She has simultaneously cared for her husband and campaigned for free personal care for under-65s suffering from dementia for more than five years.
And although her husband, Dundee United legend Frank Kopel, will soon hit the age where he qualifies for the benefits, defiant Amanda Kopel has vowed to keep her fight going.
Health Secretary Alex Neil met the couple at their Kirriemuir home on Thursday, where he experienced part of their daily routine and admitted carers need more support.
He said: “It’s been extremely informative and helped me to better understand the reasons behind Mrs Kopel’s campaign on dementia care. I’ll be carefully considering the points she has raised as we develop policy in this area.
“We have put significant effort into supporting carers over the past few years, but today has reaffirmed my view that we need to go further to ensure that carers receive the support they deserve.
“I will certainly be looking closely at the responses from the ongoing consultation on our proposals for new legislation to improve outcomes for carers and the loved ones they care for.”
Mrs Kopel described the meeting as “very positive” and said she was “amazed” at “compassionate” Mr Neil’s knowledge of the disease.
She said: “I’m amazed at the knowledge he (Mr Neil) has got about alzheimer’s. He’s a very compassionate man. It was a very positive meeting.
“He’s going to address parliament and he’s certainly come up with quite a few things to help under-65s.
“It doesn’t matter if someone is 45 or 95, it’s still a horrible disease.
“At the moment, not only are we battling this horrible disease, we are battling officialdom.
“Frankie turns 65 next Friday but I’m not going to go away. I’m going to shout from the rooftops for the others.”
Frank, 64, who lifted the league cup twice during 10 years at Tannadice, was diagnosed with vascular dementia aged 59 and the couple were forced to leave their jobs and came to rely on council care services costing around £400 a month, despite only receiving just over £4 a day in state benefits.

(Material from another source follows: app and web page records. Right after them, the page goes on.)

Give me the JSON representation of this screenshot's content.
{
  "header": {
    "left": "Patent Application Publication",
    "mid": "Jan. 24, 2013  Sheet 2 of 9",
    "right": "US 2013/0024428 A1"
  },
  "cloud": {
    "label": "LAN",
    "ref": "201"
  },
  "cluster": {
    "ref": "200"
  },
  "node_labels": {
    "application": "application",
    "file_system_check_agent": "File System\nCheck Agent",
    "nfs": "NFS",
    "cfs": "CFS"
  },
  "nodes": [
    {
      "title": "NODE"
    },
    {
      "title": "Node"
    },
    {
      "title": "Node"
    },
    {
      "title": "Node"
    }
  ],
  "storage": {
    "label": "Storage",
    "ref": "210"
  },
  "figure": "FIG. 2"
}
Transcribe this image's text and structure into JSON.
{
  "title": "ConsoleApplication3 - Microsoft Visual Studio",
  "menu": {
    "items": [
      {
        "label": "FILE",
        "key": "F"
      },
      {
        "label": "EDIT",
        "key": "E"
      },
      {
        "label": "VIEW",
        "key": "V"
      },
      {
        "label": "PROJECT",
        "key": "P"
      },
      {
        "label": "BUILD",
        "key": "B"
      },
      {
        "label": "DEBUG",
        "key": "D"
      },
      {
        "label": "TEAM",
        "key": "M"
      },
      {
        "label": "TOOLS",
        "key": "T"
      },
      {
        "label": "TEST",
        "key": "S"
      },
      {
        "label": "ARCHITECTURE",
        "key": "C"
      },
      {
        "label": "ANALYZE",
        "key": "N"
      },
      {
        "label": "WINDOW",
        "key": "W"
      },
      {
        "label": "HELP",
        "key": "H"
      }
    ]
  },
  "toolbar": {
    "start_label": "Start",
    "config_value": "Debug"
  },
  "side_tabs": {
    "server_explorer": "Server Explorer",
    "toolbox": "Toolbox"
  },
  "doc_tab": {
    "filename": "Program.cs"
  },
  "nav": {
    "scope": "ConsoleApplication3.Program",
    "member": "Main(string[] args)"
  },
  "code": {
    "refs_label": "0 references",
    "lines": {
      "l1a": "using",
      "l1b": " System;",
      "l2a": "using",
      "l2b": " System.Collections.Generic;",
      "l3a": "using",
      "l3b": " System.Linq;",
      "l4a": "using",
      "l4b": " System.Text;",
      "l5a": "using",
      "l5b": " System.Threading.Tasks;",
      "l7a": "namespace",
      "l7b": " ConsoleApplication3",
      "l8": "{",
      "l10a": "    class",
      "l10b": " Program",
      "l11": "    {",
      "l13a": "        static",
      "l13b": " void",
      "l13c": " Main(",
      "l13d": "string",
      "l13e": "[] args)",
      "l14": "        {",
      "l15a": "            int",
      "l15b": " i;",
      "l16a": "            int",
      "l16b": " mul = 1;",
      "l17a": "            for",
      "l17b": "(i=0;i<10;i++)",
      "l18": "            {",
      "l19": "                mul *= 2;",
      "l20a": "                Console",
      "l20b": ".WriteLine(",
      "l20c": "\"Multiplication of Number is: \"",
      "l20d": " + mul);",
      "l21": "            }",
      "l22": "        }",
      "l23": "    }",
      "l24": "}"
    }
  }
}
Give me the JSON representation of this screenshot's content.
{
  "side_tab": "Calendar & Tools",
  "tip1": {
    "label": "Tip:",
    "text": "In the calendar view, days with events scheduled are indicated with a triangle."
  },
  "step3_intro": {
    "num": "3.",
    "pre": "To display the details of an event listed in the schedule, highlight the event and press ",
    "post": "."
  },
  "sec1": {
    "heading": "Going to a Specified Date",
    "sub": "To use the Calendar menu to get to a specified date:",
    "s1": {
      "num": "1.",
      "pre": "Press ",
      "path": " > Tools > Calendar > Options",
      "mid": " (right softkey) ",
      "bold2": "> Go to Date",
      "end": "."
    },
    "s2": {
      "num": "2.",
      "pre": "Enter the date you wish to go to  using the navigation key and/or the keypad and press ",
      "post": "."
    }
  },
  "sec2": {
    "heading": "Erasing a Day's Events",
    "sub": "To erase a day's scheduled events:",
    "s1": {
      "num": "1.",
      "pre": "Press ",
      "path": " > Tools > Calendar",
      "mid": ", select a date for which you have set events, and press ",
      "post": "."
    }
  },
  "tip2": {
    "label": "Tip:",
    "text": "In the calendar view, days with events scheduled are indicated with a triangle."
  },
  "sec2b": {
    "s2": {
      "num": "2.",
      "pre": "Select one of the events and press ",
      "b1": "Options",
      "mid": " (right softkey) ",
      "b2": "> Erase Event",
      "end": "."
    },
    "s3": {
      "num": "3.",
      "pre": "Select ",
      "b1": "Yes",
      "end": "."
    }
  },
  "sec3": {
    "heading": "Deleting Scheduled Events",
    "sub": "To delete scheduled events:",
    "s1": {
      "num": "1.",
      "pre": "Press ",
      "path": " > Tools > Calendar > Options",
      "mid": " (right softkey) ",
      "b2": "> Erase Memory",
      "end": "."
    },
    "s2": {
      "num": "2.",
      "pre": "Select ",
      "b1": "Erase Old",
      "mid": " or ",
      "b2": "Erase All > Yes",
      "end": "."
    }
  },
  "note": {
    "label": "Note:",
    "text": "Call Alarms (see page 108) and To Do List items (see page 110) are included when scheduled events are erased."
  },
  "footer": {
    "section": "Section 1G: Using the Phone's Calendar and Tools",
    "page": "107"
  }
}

After a meeting late last year, Mr Neil appeared to hand Mrs Kopel’s campaign a victory and said he may close the “loophole” that denies younger dementia sufferers free care.
Mrs Kopel added: “He’s pulling all the strings and I’m sure something positive is going to come out of it.”